▶ [Working data]:
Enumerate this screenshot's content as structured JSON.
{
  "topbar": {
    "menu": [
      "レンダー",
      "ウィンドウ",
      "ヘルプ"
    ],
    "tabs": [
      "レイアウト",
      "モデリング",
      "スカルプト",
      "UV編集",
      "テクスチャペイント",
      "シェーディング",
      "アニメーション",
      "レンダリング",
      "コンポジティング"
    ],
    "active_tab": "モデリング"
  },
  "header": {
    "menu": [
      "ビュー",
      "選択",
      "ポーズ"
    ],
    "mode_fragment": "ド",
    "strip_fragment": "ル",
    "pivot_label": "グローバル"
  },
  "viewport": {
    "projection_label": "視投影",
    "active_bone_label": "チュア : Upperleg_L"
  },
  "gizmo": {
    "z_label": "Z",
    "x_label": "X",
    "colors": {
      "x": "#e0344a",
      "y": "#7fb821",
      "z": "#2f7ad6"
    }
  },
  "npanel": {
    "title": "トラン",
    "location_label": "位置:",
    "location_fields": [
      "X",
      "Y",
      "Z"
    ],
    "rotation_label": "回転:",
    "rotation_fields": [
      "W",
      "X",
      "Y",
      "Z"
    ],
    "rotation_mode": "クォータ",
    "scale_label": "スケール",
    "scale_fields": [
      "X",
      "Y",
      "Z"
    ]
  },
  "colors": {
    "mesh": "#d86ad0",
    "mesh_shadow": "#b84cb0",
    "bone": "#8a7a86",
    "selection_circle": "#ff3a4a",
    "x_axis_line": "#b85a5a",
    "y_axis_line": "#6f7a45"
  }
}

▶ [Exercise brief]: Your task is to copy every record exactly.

▶ [Written reply]:
Enumerate this screenshot's content as structured JSON.
{
  "topbar": {
    "menu": [
      "レンダー",
      "ウィンドウ",
      "ヘルプ"
    ],
    "tabs": [
      "レイアウト",
      "モデリング",
      "スカルプト",
      "UV編集",
      "テクスチャペイント",
      "シェーディング",
      "アニメーション",
      "レンダリング",
      "コンポジティング"
    ],
    "active_tab": "モデリング"
  },
  "header": {
    "menu": [
      "ビュー",
      "選択",
      "ポーズ"
    ],
    "mode_fragment": "ド",
    "strip_fragment": "ル",
    "pivot_label": "グローバル"
  },
  "viewport": {
    "projection_label": "視投影",
    "active_bone_label": "チュア : Upperleg_L"
  },
  "gizmo": {
    "z_label": "Z",
    "x_label": "X",
    "colors": {
      "x": "#e0344a",
      "y": "#7fb821",
      "z": "#2f7ad6"
    }
  },
  "npanel": {
    "title": "トラン",
    "location_label": "位置:",
    "location_fields": [
      "X",
      "Y",
      "Z"
    ],
    "rotation_label": "回転:",
    "rotation_fields": [
      "W",
      "X",
      "Y",
      "Z"
    ],
    "rotation_mode": "クォータ",
    "scale_label": "スケール",
    "scale_fields": [
      "X",
      "Y",
      "Z"
    ]
  },
  "colors": {
    "mesh": "#d86ad0",
    "mesh_shadow": "#b84cb0",
    "bone": "#8a7a86",
    "selection_circle": "#ff3a4a",
    "x_axis_line": "#b85a5a",
    "y_axis_line": "#6f7a45"
  }
}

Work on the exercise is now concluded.